--- RECORDS FOR THE TASK ---
════════════════
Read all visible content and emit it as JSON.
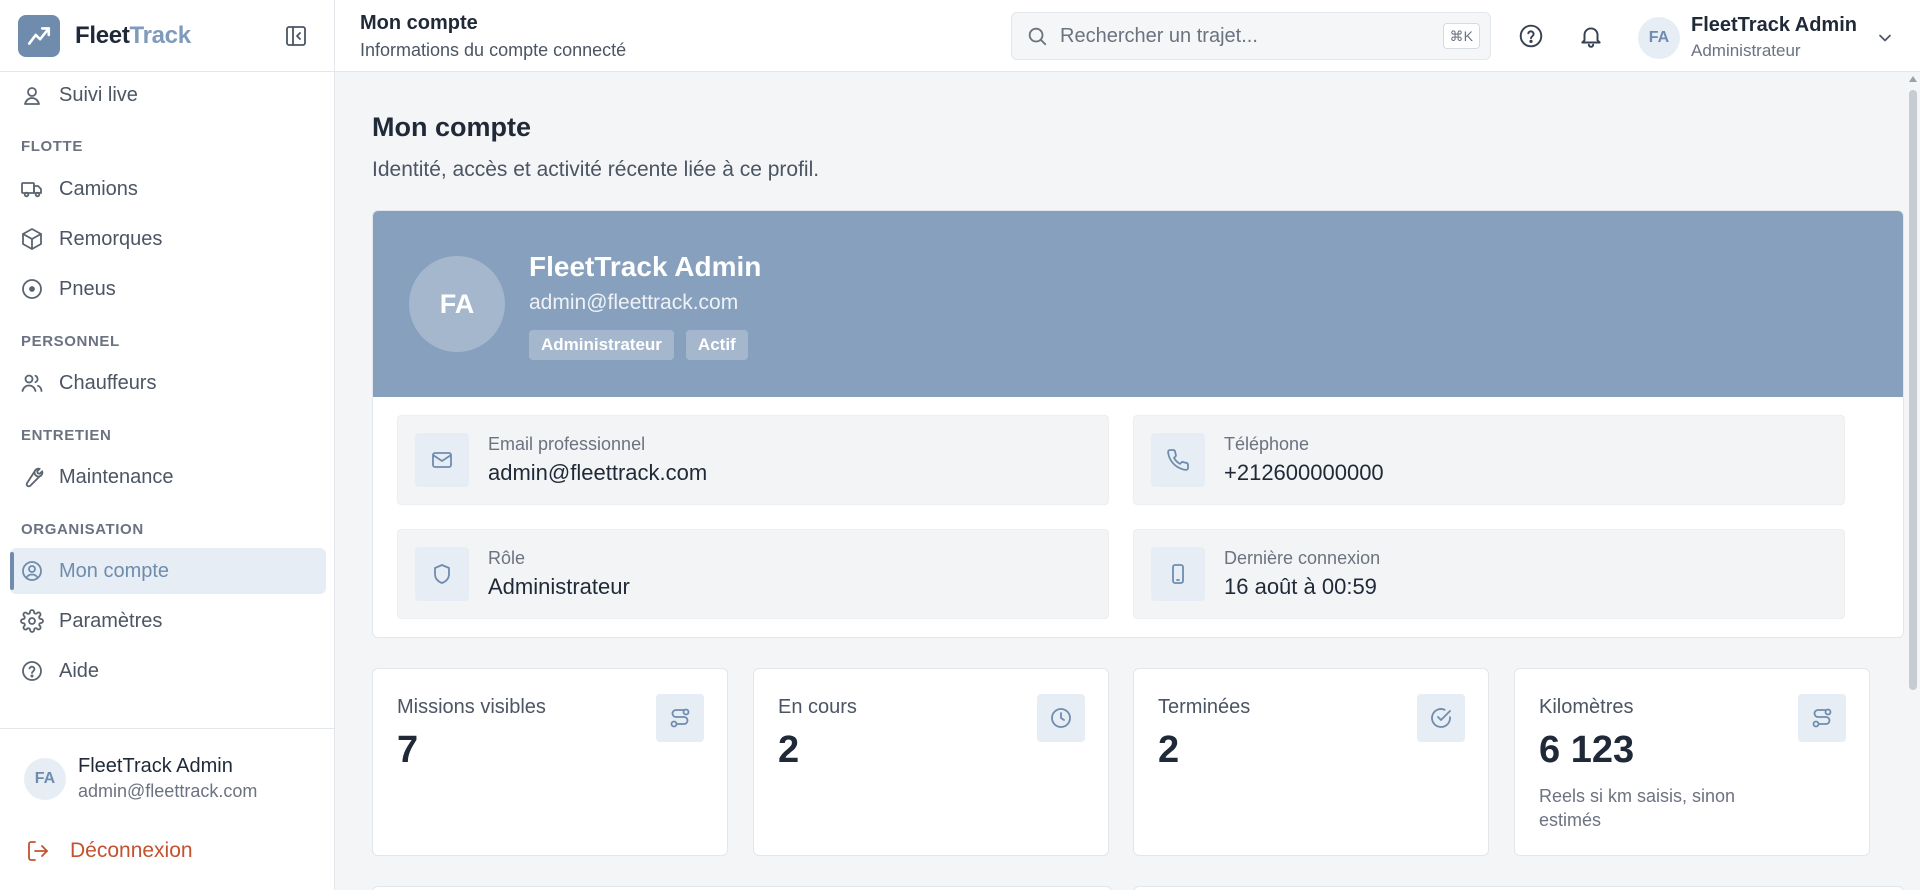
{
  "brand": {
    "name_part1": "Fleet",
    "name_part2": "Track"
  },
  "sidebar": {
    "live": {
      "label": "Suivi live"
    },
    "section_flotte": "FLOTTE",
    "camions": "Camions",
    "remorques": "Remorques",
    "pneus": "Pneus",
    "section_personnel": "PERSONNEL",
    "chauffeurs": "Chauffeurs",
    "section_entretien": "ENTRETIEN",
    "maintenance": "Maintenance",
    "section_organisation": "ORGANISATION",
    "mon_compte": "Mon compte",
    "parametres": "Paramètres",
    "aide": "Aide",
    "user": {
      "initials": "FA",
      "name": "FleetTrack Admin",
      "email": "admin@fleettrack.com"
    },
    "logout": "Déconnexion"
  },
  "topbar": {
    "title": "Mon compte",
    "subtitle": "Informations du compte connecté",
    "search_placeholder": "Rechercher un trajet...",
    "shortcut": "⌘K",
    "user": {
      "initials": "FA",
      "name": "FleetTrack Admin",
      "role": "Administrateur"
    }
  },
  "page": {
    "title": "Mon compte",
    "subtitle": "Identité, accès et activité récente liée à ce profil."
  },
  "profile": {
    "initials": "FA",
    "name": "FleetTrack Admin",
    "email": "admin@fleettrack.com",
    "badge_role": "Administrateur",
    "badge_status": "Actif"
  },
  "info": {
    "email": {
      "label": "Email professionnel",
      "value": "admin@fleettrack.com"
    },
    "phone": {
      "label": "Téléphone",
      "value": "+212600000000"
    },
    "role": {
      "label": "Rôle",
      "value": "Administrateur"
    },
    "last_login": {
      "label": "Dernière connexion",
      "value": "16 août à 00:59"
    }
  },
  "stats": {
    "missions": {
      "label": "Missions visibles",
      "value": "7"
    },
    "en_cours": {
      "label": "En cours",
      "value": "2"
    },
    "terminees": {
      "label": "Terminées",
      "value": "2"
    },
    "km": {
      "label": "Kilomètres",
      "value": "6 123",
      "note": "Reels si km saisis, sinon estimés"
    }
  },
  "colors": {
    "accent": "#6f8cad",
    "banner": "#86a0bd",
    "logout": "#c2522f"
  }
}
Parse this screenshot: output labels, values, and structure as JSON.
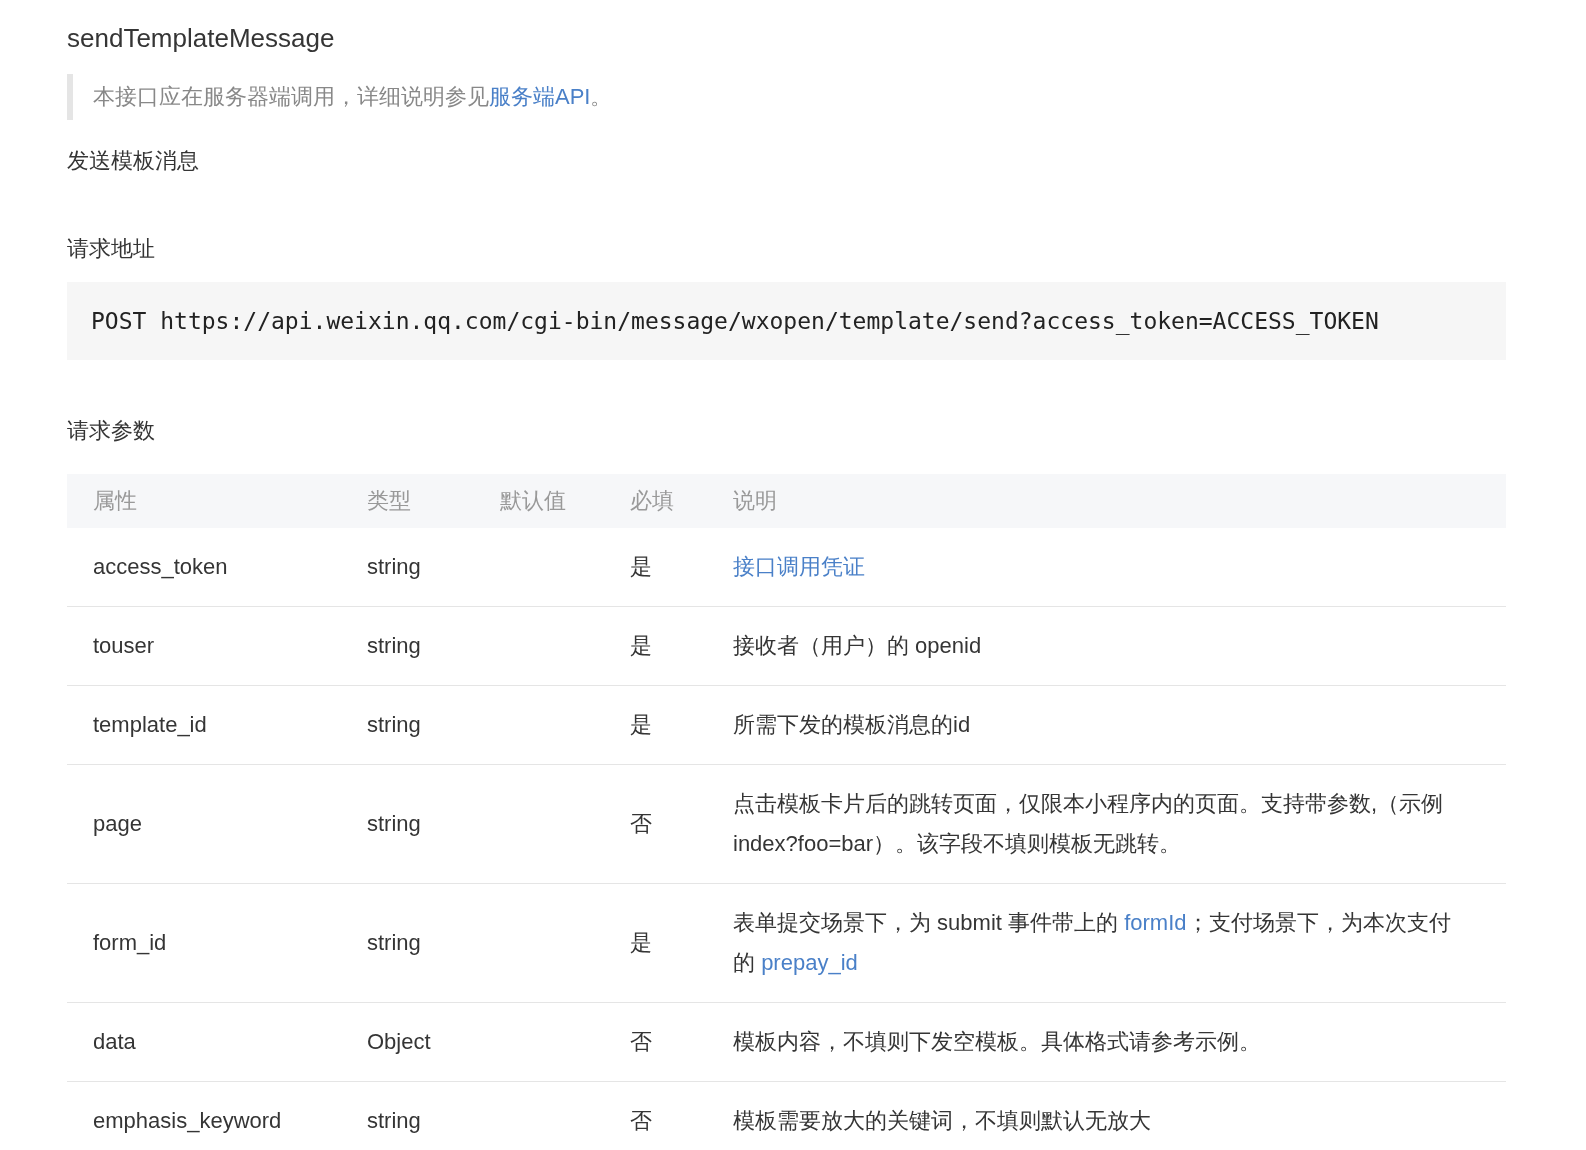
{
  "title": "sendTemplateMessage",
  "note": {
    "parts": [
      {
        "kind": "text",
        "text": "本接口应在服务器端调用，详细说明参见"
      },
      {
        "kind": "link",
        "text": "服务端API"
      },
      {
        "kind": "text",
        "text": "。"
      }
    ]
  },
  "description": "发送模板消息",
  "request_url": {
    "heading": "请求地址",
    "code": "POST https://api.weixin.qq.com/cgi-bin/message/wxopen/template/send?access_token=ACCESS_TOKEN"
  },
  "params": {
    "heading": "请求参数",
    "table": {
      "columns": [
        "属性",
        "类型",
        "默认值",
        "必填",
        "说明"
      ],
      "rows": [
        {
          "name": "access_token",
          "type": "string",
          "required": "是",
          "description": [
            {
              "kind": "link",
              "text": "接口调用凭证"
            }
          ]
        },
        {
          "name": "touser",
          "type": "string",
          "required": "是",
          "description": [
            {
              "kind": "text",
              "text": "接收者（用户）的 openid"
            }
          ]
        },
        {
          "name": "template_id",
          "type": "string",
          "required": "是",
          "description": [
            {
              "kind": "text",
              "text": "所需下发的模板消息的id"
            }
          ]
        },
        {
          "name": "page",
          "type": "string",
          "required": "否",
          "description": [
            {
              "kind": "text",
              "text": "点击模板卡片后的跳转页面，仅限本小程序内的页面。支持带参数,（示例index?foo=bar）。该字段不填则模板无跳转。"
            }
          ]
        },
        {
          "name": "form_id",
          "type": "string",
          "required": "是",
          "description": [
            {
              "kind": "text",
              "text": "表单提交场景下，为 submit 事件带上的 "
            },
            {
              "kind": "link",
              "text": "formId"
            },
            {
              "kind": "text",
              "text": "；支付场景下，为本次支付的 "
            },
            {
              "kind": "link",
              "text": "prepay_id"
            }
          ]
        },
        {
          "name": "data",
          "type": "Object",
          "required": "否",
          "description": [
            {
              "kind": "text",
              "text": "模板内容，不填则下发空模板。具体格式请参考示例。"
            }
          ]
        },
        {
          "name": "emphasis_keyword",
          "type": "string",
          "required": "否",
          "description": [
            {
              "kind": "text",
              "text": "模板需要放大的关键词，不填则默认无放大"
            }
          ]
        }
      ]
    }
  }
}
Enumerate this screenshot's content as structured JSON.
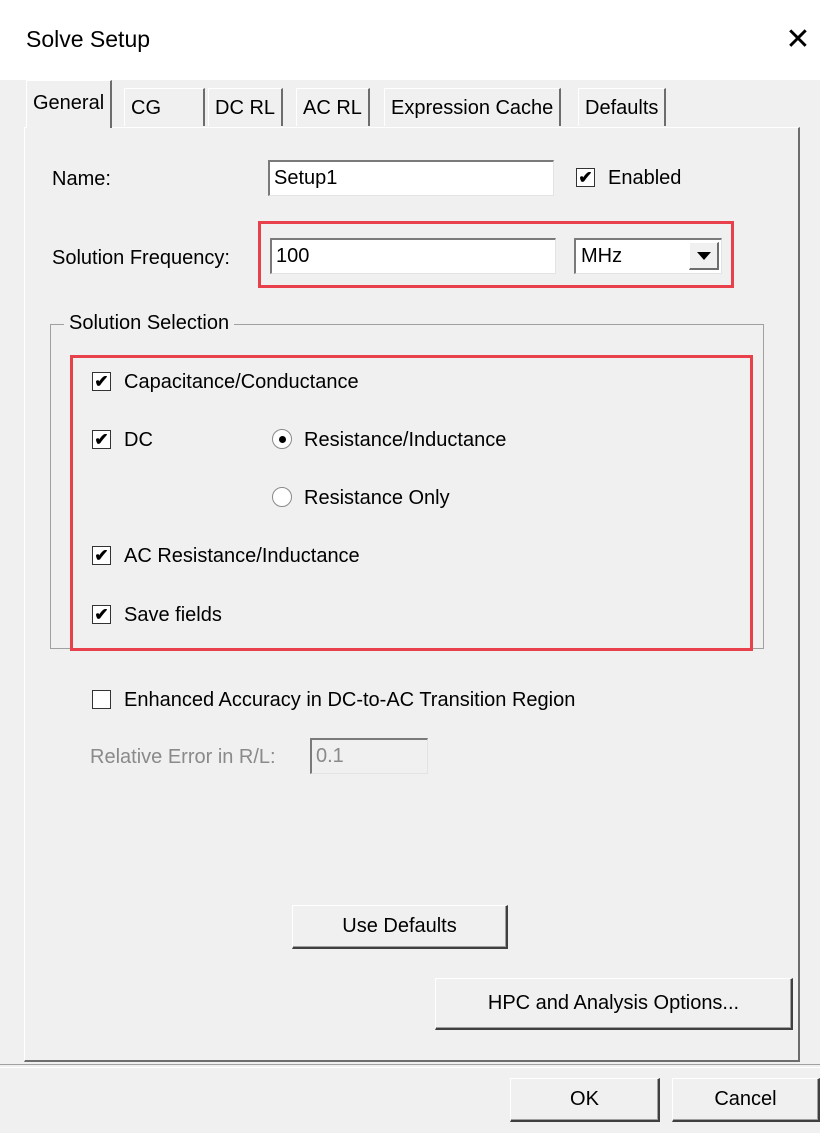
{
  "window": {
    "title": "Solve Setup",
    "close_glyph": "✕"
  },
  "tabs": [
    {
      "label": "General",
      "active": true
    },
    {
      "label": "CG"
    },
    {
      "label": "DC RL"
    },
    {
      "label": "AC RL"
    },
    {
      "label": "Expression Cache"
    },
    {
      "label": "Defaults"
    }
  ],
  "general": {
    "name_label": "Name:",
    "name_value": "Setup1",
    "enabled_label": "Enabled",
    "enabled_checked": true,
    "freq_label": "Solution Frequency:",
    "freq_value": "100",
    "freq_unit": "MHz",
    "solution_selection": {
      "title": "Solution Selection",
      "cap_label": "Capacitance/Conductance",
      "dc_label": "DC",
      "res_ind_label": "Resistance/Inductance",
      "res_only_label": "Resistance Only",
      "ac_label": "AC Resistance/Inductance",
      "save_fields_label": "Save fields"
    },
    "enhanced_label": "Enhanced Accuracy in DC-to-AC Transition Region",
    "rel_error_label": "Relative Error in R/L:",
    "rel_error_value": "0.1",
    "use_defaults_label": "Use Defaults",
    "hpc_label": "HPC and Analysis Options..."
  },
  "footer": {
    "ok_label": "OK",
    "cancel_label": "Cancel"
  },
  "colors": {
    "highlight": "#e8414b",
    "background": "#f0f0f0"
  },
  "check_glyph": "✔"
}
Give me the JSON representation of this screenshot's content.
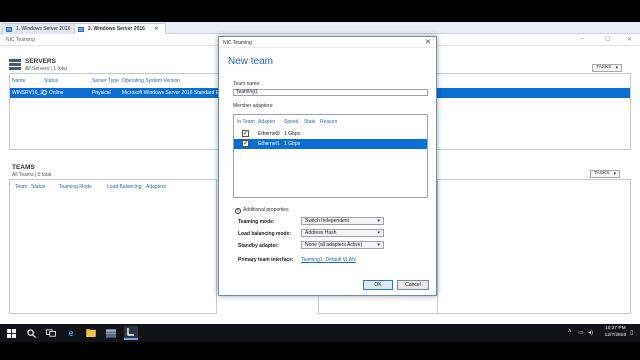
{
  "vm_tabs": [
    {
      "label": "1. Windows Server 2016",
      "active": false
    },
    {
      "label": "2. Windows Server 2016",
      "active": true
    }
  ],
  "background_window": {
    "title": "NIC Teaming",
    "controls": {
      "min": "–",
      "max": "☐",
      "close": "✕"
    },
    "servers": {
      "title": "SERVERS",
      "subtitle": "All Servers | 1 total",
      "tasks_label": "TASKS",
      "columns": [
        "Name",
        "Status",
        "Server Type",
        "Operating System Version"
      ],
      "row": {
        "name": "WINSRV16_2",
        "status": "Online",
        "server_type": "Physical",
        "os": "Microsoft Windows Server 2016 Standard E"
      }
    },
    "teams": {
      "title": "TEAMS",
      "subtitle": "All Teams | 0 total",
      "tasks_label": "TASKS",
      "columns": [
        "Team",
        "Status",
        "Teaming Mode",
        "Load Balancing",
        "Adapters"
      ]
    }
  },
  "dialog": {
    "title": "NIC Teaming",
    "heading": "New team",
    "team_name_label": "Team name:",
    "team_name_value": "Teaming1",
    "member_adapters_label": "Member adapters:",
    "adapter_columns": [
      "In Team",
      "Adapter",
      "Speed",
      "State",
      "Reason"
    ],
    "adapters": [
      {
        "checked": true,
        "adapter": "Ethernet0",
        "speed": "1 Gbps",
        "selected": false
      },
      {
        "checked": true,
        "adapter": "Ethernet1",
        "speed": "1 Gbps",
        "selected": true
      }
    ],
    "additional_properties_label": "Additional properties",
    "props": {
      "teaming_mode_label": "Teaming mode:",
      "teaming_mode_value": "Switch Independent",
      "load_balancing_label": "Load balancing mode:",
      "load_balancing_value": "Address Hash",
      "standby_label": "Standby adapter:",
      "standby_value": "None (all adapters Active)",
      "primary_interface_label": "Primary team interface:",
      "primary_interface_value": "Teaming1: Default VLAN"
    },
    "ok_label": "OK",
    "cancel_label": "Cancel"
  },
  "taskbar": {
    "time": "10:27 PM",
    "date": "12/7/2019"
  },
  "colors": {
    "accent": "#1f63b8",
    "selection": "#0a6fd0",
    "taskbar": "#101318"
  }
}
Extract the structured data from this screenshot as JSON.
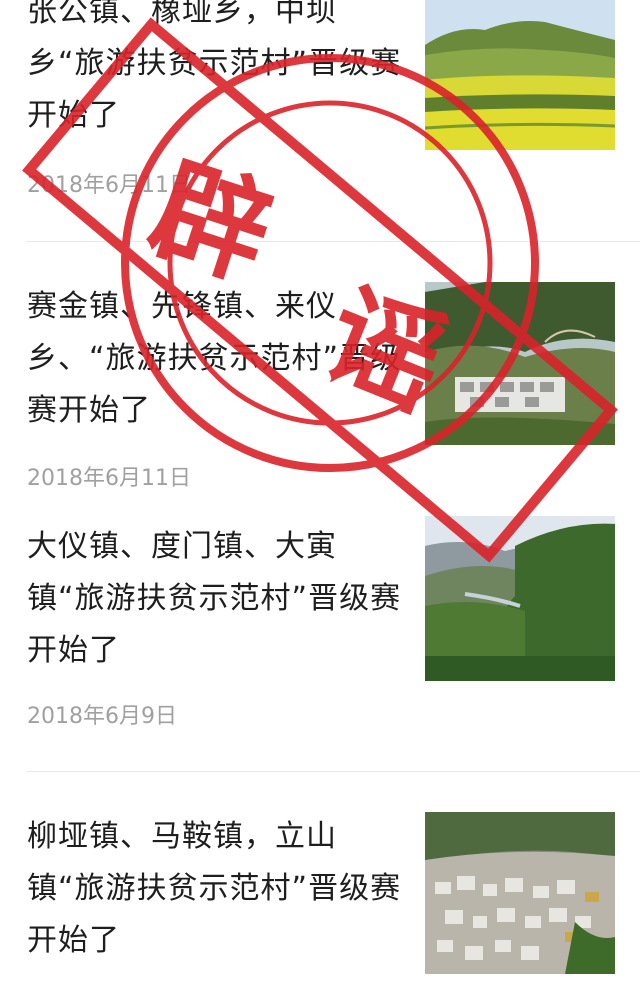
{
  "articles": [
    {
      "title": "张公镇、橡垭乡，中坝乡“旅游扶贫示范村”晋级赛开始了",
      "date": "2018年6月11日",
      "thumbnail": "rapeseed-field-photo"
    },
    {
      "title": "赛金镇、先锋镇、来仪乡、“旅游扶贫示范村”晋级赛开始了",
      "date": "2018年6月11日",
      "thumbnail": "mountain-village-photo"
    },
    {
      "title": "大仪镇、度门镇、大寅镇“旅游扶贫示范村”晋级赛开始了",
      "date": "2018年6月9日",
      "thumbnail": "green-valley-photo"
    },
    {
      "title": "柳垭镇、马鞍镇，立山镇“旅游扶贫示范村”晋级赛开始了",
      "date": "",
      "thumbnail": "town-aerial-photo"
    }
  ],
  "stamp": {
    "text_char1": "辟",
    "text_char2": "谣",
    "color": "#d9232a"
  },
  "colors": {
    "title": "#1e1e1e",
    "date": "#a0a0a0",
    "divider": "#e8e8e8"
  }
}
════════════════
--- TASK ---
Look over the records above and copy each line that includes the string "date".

--- YOUR SOLUTION ---
    "date": "12/7/2019"
      "date": "2018年6月11日",
      "date": "2018年6月11日",
      "date": "2018年6月9日",
      "date": "",
    "date": "#a0a0a0",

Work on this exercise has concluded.